Four-time Oscar nominee Ed Harris is taking on the cherished and challenging role of Atticus Finch in the Broadway adaptation of Harper Lee’s “To Kill a Mockingbird.” The actor, known from “Apollo 13” and HBO’s “Westworld,” spoke with CBS News contributor Jamie Wax at the Schubert Theater about making the role his own.
When Harries got a phone message from producer Scott Rudin asking if he wanted to play Atticus, his heart started going “boom, boom, boom,” he said.
“You read the play and (Aaron) Sorkin’s take on it, and it’s so different in the terms of who this man is and what he’s dealing with and how he is trying to maintain his sense of goodness and tolerance … in this world of hate and prejudice,” Harris said.
“It’s a little more flawed and tortured than we’re used to with Atticus,” Wax said.
“Definitely,” Harris said. “Which I was glad of because you don’t feel obligated to play this kind of perfect man.”
The story “To Kill a Mockingbird” is one many know well: Finch, a small-town lawyer, puts his family and reputation on the line to defend a black man in 1930s Alabama. The character has long been recognized for his strong morals and courage.
The role as adapted by Sorkin was formerly played by actor Jeff Daniels, earning him a Tony nomination.
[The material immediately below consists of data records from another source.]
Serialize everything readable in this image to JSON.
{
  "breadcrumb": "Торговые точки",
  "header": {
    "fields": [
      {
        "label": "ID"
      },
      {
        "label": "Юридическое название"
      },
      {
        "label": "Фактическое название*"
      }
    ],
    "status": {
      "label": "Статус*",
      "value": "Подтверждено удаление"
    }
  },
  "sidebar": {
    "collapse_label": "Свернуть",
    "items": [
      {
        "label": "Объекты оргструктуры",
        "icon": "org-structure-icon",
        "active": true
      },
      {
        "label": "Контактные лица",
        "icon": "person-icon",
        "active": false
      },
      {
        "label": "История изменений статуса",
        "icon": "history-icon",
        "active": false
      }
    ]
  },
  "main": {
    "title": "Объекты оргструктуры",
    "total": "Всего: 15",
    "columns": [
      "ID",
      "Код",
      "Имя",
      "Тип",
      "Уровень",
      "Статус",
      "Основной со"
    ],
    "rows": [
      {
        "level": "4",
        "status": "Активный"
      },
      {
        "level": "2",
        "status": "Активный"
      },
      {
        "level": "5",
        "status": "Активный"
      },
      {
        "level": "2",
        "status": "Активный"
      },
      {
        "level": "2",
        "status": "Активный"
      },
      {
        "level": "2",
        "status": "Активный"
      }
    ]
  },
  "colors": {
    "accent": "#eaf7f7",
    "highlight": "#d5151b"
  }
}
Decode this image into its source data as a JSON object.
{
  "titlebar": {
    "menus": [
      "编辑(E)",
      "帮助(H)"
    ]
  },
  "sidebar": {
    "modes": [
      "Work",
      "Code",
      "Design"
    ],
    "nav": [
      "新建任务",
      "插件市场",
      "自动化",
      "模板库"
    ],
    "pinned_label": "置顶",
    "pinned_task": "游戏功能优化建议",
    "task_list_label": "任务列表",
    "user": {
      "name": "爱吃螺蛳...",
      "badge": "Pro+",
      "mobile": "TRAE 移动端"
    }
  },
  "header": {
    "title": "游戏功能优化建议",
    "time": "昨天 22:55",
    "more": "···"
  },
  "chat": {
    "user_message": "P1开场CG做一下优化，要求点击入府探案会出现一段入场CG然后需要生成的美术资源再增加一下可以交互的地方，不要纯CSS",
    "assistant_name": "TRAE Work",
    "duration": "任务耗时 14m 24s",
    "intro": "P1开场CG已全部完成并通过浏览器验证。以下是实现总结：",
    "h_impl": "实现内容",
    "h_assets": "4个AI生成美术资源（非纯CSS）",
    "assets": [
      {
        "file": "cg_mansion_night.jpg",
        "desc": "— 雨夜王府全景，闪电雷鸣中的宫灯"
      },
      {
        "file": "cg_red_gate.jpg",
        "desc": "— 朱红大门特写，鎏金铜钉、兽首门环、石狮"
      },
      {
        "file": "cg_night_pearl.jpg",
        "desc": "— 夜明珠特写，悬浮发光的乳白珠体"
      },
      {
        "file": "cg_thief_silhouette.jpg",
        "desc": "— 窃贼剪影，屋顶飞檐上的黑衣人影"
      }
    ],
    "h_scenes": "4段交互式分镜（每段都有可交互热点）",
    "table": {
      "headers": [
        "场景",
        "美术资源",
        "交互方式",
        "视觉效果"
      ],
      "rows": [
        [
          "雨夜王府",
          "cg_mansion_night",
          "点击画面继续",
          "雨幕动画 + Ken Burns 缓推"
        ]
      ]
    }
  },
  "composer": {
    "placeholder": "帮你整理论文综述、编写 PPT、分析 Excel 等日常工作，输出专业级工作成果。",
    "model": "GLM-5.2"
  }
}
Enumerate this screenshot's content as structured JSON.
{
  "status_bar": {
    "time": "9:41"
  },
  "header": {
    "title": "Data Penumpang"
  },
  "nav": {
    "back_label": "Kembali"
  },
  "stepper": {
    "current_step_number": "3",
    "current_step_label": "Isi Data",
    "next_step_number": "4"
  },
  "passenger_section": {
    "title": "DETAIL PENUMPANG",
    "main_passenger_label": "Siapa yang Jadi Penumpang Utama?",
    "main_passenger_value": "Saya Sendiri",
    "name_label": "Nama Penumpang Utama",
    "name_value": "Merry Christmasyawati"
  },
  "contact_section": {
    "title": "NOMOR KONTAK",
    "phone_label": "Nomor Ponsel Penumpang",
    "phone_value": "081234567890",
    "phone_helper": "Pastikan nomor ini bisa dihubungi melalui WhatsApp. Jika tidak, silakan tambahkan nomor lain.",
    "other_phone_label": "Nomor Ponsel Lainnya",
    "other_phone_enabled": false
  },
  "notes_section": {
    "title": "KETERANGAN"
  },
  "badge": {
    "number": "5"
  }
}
Harris chose not to see the production before stepping into the part.
“I didn’t want to be influenced by it,” he said. “It’s such an individual kind of experience to portray any given character.”
Director Bartlett Sher has full confidence in Harris. “Ed will be able to take a completely different take on it. … It’s just as rich, just as moving,” he said the night of Daniels’ final curtain call.
Beyond Daniels, there’s another Atticus performance that looms large for Harris: Gregory Peck in the 1962 film.
“It was in my head for a little while, but it really has disappeared,” Harris said. “When I read the script, I said, my main job is to be as much myself as Atticus as I can be.”
He isn’t alone stepping into big shoes as this production approaches its second year. He’s part of a slew of new cast members joining the show this month, including the actors playing Tom Robinson, Jem and Scout Finch, and Dill Harris.
“We understand the responsibility of coming into the building and the responsibility of the show that we’ve been handed,” said Kyle Scatliffe, who plays Tom Robinson.
That responsibility has been made easier with Harris’ leadership. “Ed has been phenomenal just to watch and to be a collaborator with,” said Nick Robinson, who plays Jem Finch. He said it’s been “a treat” to see the way Harris works.
“He’s such a generous scene partner and just so giving and really hard on himself, too,” said Nina Grollman, who plays Scout Finch.
The admiration is mutual. “I really love them,” Harris said. “They’re really great. I love working with them.”
With over 40 years of experience both on the stage and in front of the camera, the actor knows those are the qualities needed when stepping into the theater.
“It’s all about your relationships with people at this very moment, right on stage, at this time,” he said. “If I’m not breathing and if I’m not inhabiting this space right now at this very moment, then I’m full of sh– and I don’t want to do that.”
For Harris, the hope is that inhabiting this character for a new generation shines a light on the themes of Harper Lee’s story that goes beyond those who are already familiar with it.
“If it can help open anybody up to the world and to life and to being more generous and more open and more loving, then we’ve achieved something,” he said.